From Athens, Greece and founded in 2000, Planet of Zeus are a four piece: Babis Papanikolaou (vocals/guitars), Stelios Provis (guitars), Giannis Vrazos (bass) and Serapheim Giannakopoulos (drums). They describe themselves as Heavy Rock/Southern Rock/Metal and this is their fourth album.

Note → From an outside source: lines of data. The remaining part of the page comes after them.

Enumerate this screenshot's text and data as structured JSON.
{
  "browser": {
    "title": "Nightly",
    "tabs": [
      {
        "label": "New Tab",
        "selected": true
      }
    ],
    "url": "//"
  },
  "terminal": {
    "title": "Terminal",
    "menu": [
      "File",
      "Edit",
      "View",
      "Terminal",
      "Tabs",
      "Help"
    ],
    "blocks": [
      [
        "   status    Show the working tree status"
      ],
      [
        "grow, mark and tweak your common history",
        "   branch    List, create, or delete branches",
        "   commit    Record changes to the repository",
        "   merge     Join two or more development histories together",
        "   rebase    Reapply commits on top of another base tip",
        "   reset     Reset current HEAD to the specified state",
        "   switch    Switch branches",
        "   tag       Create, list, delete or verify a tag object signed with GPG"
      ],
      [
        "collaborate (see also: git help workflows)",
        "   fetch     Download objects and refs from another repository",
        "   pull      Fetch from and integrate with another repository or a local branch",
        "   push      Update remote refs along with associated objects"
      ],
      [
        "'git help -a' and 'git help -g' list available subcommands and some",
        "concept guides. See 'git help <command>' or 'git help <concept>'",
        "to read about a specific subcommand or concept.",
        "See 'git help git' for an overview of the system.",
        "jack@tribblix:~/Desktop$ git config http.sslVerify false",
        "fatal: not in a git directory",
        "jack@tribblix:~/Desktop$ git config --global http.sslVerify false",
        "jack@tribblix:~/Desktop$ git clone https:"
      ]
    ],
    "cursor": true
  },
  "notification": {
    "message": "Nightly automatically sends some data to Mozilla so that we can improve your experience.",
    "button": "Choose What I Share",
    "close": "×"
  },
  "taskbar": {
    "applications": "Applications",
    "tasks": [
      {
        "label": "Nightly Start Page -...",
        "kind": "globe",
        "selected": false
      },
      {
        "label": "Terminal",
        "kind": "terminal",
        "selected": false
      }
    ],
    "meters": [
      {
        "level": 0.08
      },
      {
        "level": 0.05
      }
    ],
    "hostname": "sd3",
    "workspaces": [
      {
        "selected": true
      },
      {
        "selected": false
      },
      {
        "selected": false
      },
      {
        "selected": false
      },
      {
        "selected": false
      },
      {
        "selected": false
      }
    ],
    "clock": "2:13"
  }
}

Well, that’s interesting. Much of the Stoner Rock/Metal has been removed for this current album. So what does this quartet sound like now? Stranger than Stoner Rock. Title song Loyal To The Pack retains some of the characteristics of their earlier work with the psychedelic/Spaghetti Western (I’m not making this up and yes it does work…sort of) infused workout in the middle of the tune but the main bulk of the tune is centred on driving riff which dominates throughout – no expense is spared. This is a song worthy of note for this album as it thunders along but what follows it up is a bit weird. Were we expecting another helping of guts and glory argh!!? Well, tough because you’re going to have to listen to a commercially tinged number, Devil Calls My Name is definitely not in keeping with the promise of the opener. Basically, it’s nice. And this is followed up by another nice song, Them Nights is MOR hell. At least the chorus saves this one but it is hardly shake-your-head-and-let-loose stuff. Oh dear. But wait a moment, what’s happening now? Groove, dirty guitar, a Funk’N’Roll riff? It must be Little Deceiver. Yep, that’s tune number four. Now we’re back onto something more solid and this sails along with no problem even though this is so familiar you’d swear this existed some ten or twenty years (at least) ago. But this gets the album moving again. Continuing with the vintage vibe, Your Love Makes Me Wanna Hurt Myself settles for something with a bit of a snarl to it. Planet of Zeus make a meal of this song, throwing everything into they can into it including a tasteful solo which spices up the Heavy Southern Boogie flavour. Retreat is a slow Blues, indulgent and luxurious, reminiscent of Led Zeppelin. Beautifully balanced and soulful, it is restrained right to the end but its underlying power keeps it going. An underplayed gem. Sea Bastards: sailing the seven seas for a good tune. This song seems to have been set adrift – tune and lyrics not really coming together to create something meaningful and lasting. The vintage approach works well though, just not very piratey. Although, White Shroud keeps the vibe going, it does far better and ties in well with the first impression of this album although is less raucous. And then Scum Alive returns us to the opener in style and execution – but to have waited until the ninth song to provide proper action is bad – they let loose and get in your face with this one just like Loyal To The Pack. Indian Red is a rather nice slow Heavy Blues number building from quiet and contemplative to big and epic. Ultimately, this sounds very familiar when more could have been made of such a well used formula. The closer, Athens, sounds so modern after such a classic approach – a simple riff played over a sonic backdrop that builds and builds and in fact you wouldn’t believe that this instrumental is about 4 minutes. This is such a stand-out tune and you wonder how this came into existence as much as how it got onto the album.
The disappointing thing about this album is the lack of direction. A collection of songs written and performed by a group doesn’t make a great album. If Planet Of Zeus are looking for something new to deliver then they needed to make a definite choice and stick to it, instead this is an album which will decide what album five sounds like based on the downloads of individual tracks as much as critical feedback. There are some great moments but they are few but when Planet Of Zeus hit their stride they put in a fine performance.
Classic Greek Metal group return with a new album and a few directions.